INDIANAPOLIS, Ind. -- Recent storms in southern Indiana have heightened awareness of the value of storm shelters among some residents. Near Holton, one family is planning improvements to the storm shelter they installed 25 years ago. Just west of Corydon, a resident is including a shelter in his new home.
The Federal Emergency Management Agency (FEMA) and the Indiana Department of Homeland Security (IDHS) applaud these efforts and encourage residents to consider taking similar steps to reduce their risks of damage from future storms.
In the 25 years since they built their shelter, Don Wood and his family have sought protection through several windstorms and a few tornadoes. Their shelter, which is accessed through a trap door on a deck, has 8-inch-thick walls made of concrete-filled concrete blocks. Improvements the Woods are making now include extending the concrete roof over a part of the stairway and resurfacing the concrete stairs.
Nearby, Jeremy Shireman is incorporating a storm shelter in the basement of his new home, which is under construction. The shelter will occupy the space under the front porch of his home with the concrete floor of the porch serving as the roof of the shelter.
IDHS and FEMA offer several resources for residents interested in reducing their risks of storm losses. Information on the IDHS website includes tornado safety guidelines. Free hazard mitigation publications are available at www.fema.gov or by calling (800) 480-2520. These include Taking Shelter from the Storm and Understanding Your Risks: Identifying Hazards and Estimating Losses.
IDHS and FEMA officials advise residents with storm shelters to notify their local fire departments or other emergency responders about the locations of their storm shelters. That information can be vital in post-disaster recovery efforts, in the event debris covers the access to the shelter.

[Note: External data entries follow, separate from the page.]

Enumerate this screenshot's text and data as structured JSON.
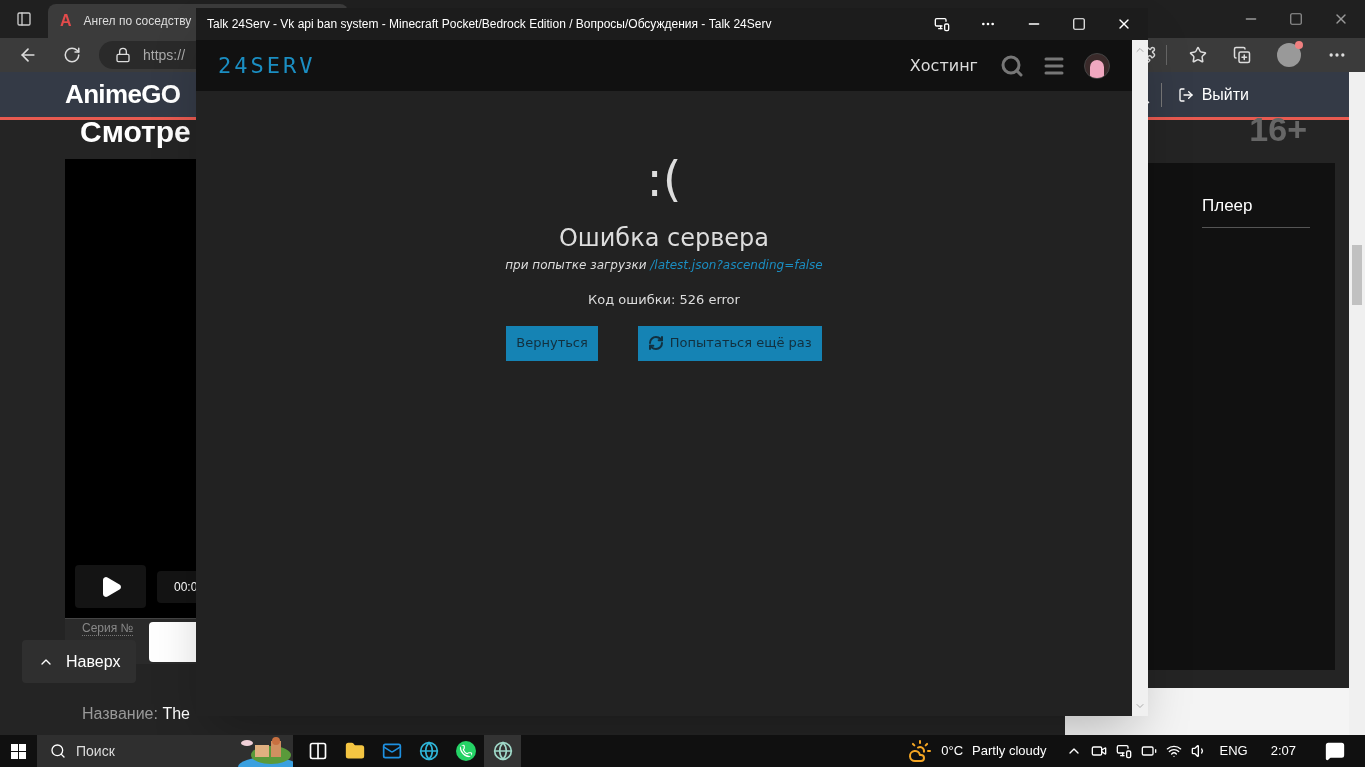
{
  "browser": {
    "favicon": "A",
    "tab_title": "Ангел по соседству",
    "address": "https://"
  },
  "site": {
    "logo": "AnimeGO",
    "logout": "Выйти",
    "heading": "Смотре",
    "age": "16+",
    "time": "00:0",
    "episode_label": "Серия №",
    "player_tab": "Плеер",
    "title_label": "Название:",
    "title_value": "The",
    "to_top": "Наверх"
  },
  "popup": {
    "title": "Talk 24Serv - Vk api ban system - Minecraft Pocket/Bedrock Edition / Вопросы/Обсуждения - Talk 24Serv",
    "logo": "24SERV",
    "nav_link": "Хостинг",
    "face": ":(",
    "error_title": "Ошибка сервера",
    "subtitle": "при попытке загрузки",
    "url": "/latest.json?ascending=false",
    "code": "Код ошибки: 526 error",
    "buttons": [
      {
        "kind": "back",
        "label": "Вернуться"
      },
      {
        "kind": "retry",
        "label": "Попытаться ещё раз"
      }
    ]
  },
  "taskbar": {
    "search_placeholder": "Поиск",
    "apps": [
      {
        "kind": "taskview",
        "selected": false
      },
      {
        "kind": "explorer",
        "selected": false
      },
      {
        "kind": "mail",
        "selected": false
      },
      {
        "kind": "edge",
        "selected": false
      },
      {
        "kind": "whatsapp",
        "selected": false
      },
      {
        "kind": "app",
        "selected": true
      }
    ],
    "temperature": "0°C",
    "weather": "Partly cloudy",
    "language": "ENG",
    "time": "2:07"
  }
}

FEMA’s mission is to support our citizens and first responders to ensure that as a nation we work together to build, sustain, and improve our capability to prepare for, protect against, respond to, recover from, and mitigate all hazards.